Some notable functionality fs.watch() lacks:

  • no wildcard support (e.g. cannot watch only for files that end with a particular extension, like *.js)
  • does not support recursive watching on platforms other than Windows or macOS (see the fs watch caveats)
  • eventType is only one of 'rename' or 'change', no support for other file events such as 'removed'

As in everything, there are trade-offs when implementing functionality. For simple use cases, fs.watch() may be sufficient and will not require including additional project dependencies. However, if file watching is a core piece of functionality, it might be worth evaluating some of the other options available on npm to find one with the necessary functionality for the project at hand, while also keeping you from tearing your hair out tracking down odd edge cases.

13 Sep 2018

Third Time's The Charm

I’ve been meaning to start blogging for a while. Not even blogging consistently, just writing some long-form-ish pieces on projects that I’ve been working on, things I’ve learned, or things that I might want for my own reference. I’ve tried at least twice before - once when I purchased this domain back in December of 2013 and again at the end of 2016 - and as evidenced by the utter lack of content it’s pretty clear I haven’t been successful.

I made a real attempt to begin publishing at the end of 2016 with the release of that year’s Advent of Code, but coursework kept me pretty busy and I never managed to finish and publish any of the posts I was working on at the time. I’ll probably revisit some of them, clean them up, and post them - if I still remember what I was writing about - and the rest I may throw into a backlog so that if I ever run into a similar topic again I can incorporate my draft.

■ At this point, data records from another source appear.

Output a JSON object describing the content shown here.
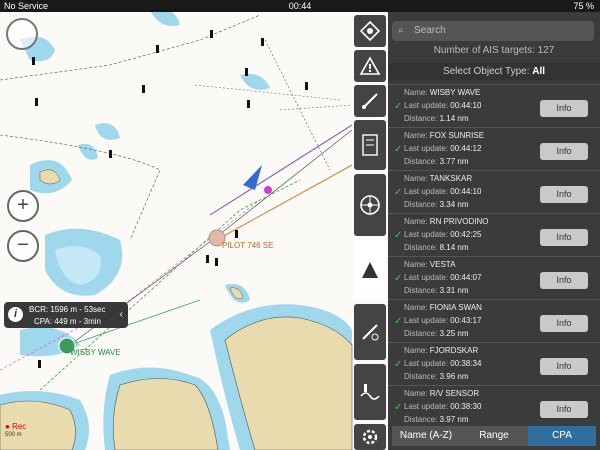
{
  "status_bar": {
    "carrier": "No Service",
    "time": "00:44",
    "battery": "75 %"
  },
  "map": {
    "zoom_in_label": "+",
    "zoom_out_label": "−",
    "vessel_labels": [
      "PILOT 746 SE",
      "WISBY WAVE"
    ],
    "rec_label": "Rec",
    "scale_label": "500 m",
    "cpa_info": {
      "bcr": "BCR: 1596 m - 53sec",
      "cpa": "CPA: 449 m - 3min",
      "icon": "info-icon"
    }
  },
  "toolbar_icons": [
    "ais-target-icon",
    "warning-icon",
    "route-edit-icon",
    "chart-layers-icon",
    "steering-wheel-icon",
    "ais-list-icon",
    "weather-tools-icon",
    "tides-icon",
    "settings-icon"
  ],
  "panel": {
    "search_placeholder": "Search",
    "target_count": "Number of AIS targets: 127",
    "select_type_label": "Select Object Type:",
    "select_type_value": "All",
    "name_prefix": "Name:",
    "update_prefix": "Last update:",
    "distance_prefix": "Distance:",
    "info_label": "Info",
    "targets": [
      {
        "name": "WISBY WAVE",
        "last_update": "00:44:10",
        "distance": "1.14 nm"
      },
      {
        "name": "FOX SUNRISE",
        "last_update": "00:44:12",
        "distance": "3.77 nm"
      },
      {
        "name": "TANKSKAR",
        "last_update": "00:44:10",
        "distance": "3.34 nm"
      },
      {
        "name": "RN PRIVODINO",
        "last_update": "00:42:25",
        "distance": "8.14 nm"
      },
      {
        "name": "VESTA",
        "last_update": "00:44:07",
        "distance": "3.31 nm"
      },
      {
        "name": "FIONIA SWAN",
        "last_update": "00:43:17",
        "distance": "3.25 nm"
      },
      {
        "name": "FJORDSKAR",
        "last_update": "00:38:34",
        "distance": "3.96 nm"
      },
      {
        "name": "R/V SENSOR",
        "last_update": "00:38:30",
        "distance": "3.97 nm"
      }
    ],
    "sort_tabs": [
      {
        "label": "Name (A-Z)",
        "selected": false
      },
      {
        "label": "Range",
        "selected": false
      },
      {
        "label": "CPA",
        "selected": true
      }
    ]
  },
  "colors": {
    "land": "#e8dcae",
    "shallow": "#9fd8ec",
    "deep_water": "#ffffff",
    "panel_bg": "#3b3b3b",
    "selected_tab": "#2e6f9e",
    "check": "#33cc33"
  }
}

The reason I’m giving it another try now is I’m taking a course that specifically focuses on open source and includes a requirement that the students blog about their work and experiences as they gain exposure to the open source community. I’m not exactly a stranger to open source work, but I haven’t had time to be as active as I would like to be so this course is giving me a good excuse to commit more time to getting involved and getting my hands dirty with some contributions.

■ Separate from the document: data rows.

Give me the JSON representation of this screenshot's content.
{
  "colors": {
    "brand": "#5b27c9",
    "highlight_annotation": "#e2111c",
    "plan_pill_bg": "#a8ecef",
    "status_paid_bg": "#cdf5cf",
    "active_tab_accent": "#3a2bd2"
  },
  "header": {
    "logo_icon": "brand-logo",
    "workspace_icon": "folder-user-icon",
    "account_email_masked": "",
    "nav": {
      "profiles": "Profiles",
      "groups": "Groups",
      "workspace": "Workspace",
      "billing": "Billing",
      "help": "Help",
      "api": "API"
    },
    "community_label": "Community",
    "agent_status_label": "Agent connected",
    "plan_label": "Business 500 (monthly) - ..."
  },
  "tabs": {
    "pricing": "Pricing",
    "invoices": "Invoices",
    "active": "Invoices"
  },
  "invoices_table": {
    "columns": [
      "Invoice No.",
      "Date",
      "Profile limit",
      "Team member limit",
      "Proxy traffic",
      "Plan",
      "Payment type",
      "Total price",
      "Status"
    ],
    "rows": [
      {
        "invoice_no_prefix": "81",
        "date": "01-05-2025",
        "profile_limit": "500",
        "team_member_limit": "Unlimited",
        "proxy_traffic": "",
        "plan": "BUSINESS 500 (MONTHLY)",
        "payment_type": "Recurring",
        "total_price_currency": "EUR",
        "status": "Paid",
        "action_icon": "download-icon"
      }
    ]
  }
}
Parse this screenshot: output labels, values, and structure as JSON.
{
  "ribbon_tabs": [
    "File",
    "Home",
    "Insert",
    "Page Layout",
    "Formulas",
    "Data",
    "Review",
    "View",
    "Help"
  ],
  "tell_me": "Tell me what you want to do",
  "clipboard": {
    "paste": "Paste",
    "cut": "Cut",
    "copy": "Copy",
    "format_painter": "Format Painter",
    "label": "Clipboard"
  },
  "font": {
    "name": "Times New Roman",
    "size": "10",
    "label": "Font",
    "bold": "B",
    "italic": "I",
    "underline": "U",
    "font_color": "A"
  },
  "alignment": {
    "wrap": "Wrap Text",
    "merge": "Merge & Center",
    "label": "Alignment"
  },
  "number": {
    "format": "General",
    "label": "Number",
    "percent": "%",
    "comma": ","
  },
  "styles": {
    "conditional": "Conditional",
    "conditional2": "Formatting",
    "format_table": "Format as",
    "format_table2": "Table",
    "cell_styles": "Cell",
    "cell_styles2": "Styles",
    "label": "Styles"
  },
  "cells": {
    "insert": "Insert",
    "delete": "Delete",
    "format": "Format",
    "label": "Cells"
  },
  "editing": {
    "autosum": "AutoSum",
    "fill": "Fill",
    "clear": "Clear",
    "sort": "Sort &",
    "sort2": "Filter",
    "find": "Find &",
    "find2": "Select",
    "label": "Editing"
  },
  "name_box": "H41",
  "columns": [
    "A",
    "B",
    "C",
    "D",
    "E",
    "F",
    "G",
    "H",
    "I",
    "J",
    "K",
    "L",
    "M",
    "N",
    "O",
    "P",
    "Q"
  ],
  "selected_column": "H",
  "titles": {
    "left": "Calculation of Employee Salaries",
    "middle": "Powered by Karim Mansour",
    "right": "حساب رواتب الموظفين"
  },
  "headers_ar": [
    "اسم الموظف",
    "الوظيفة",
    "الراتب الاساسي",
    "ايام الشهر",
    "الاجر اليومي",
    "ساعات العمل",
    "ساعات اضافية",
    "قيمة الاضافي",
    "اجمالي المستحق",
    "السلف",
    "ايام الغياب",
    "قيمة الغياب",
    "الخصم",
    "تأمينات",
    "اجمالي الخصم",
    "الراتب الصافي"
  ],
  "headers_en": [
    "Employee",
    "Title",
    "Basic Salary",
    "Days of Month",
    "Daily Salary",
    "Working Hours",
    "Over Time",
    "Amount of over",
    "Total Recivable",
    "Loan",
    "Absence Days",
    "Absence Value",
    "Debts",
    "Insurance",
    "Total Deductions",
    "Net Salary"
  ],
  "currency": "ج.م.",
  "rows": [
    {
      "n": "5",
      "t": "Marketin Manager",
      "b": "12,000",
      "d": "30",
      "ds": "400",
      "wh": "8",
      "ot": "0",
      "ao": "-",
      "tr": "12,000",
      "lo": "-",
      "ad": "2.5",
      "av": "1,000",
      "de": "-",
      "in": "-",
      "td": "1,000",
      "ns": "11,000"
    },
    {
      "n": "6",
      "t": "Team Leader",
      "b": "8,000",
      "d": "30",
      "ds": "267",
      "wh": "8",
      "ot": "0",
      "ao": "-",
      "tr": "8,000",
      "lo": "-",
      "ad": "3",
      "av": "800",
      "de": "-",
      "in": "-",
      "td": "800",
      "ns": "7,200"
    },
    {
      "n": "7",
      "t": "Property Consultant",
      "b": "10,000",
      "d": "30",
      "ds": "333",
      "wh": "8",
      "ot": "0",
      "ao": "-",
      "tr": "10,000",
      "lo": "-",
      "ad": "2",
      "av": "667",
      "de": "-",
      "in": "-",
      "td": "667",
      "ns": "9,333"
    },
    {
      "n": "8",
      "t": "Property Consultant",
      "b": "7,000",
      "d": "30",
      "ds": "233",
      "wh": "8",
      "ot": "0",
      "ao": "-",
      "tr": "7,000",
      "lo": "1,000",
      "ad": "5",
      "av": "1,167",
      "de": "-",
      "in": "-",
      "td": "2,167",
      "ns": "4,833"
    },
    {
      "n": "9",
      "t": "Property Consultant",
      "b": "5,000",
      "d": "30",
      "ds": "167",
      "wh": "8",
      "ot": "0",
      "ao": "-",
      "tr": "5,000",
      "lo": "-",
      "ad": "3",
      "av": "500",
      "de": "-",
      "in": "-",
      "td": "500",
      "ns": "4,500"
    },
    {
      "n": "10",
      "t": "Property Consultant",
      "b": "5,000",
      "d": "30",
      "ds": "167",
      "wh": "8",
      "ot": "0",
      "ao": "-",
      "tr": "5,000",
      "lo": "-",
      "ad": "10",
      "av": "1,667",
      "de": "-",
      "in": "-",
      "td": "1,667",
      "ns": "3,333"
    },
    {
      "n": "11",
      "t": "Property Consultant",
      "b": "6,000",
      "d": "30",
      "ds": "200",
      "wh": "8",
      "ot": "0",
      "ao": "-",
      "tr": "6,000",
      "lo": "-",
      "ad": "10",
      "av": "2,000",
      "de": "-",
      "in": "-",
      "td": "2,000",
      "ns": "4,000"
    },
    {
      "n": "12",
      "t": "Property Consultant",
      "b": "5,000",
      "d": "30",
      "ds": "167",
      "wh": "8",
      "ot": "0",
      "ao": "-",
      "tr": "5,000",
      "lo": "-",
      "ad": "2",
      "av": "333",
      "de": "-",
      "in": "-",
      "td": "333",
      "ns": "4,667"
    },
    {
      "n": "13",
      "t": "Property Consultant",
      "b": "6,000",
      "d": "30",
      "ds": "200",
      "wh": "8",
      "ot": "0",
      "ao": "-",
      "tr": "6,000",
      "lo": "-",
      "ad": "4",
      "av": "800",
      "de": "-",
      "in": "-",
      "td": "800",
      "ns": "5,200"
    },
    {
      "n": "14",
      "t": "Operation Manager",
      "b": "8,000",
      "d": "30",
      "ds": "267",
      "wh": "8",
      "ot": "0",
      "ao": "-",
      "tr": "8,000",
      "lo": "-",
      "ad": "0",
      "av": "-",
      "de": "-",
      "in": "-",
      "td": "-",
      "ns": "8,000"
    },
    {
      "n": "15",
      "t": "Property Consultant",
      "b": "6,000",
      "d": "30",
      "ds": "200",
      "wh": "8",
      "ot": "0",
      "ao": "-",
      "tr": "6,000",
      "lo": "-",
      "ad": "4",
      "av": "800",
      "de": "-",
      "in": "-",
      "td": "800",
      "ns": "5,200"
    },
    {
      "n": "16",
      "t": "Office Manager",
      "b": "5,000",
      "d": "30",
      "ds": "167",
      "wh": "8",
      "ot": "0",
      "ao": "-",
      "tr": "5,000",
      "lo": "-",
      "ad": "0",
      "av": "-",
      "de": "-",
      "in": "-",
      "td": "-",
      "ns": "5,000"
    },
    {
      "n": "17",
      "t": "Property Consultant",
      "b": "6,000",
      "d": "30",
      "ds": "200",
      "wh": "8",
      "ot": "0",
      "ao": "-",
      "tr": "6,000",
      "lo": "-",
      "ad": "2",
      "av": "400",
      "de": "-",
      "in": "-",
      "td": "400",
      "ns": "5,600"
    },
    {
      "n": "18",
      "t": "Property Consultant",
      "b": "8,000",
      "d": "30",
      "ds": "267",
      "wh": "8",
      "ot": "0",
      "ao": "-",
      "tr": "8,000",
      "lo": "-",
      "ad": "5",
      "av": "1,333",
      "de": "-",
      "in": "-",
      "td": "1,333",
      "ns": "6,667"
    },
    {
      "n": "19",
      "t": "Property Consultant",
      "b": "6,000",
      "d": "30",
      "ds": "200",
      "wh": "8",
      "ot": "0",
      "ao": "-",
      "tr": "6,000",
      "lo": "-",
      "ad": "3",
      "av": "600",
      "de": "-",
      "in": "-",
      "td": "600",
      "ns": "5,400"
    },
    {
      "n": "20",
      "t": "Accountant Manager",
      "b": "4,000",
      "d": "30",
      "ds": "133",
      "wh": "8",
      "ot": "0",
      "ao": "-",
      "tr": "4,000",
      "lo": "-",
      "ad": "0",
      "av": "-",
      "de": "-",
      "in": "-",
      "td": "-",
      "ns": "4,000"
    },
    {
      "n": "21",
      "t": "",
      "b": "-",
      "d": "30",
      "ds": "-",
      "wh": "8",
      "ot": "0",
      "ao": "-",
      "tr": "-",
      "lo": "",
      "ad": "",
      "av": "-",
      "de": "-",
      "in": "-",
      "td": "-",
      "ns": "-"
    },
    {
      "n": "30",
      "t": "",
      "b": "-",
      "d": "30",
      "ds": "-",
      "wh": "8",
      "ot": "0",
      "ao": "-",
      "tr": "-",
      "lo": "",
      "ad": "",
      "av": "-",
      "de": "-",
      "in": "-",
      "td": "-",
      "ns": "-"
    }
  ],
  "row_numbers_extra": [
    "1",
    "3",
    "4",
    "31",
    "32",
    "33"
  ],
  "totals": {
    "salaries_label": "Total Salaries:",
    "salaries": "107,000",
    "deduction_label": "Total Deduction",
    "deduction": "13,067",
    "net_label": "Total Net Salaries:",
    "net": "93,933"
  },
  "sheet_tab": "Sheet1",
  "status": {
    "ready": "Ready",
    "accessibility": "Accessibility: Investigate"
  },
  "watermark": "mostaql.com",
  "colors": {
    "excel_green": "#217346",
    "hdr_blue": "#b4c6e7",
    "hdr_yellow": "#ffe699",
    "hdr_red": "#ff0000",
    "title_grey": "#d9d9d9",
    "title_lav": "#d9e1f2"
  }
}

On the technical side, this site is built using the static site generator Hugo. I’ve been learning a lot about the ins and outs of Hugo’s project structure as I set this blog up, but so far I’m pretty happy with the results. Hugo is written in Go, the Google-sponsored C/++ replacement, and Hugo has a very active community that keeps improving the project.

One issue that I did run into was some confusion over themes in Hugo. Each Hugo site has a config.toml that sets parameters for how the static site content should be generated. Those parameters also include information like social media links that get embedded in certain parts of the Hugo theme that structures the site content and controls the look and feel. Unfortunately, there don’t seem to be standard keys for many of these parameters, so the key name for your GitHub or StackOverflow account information needs to be updated if you decide to change your site theme. You can see some of the work I had to do in this commit to update these values when I changed my theme from hyde-x to purehugo.

I’ve been keeping my eye on other static site generators as well, but Hugo is very popular and has a lot of great community contributions and support so I’ll be using it for a while yet. Now that things are up and running I might take a stab at customizing my theme a little bit more, an opportunity I wouldn’t have if Hugo and its public themes weren’t open source. Where many static site generators use things like Handlebars or Liquid for templating, Hugo actually delegates straight to the built-in text.template package in Go. This makes it immediately familiar to most Go developers, but I haven’t had the opportunity to use Go much - especially recently - so I’ll likely be spending a lot of time reading the documentation.

Hopefully this third attempt will be the one that sticks. Stay tuned for more posts on topics including open source, NodeJS, Rust, functional programming, and anything else I might get up to.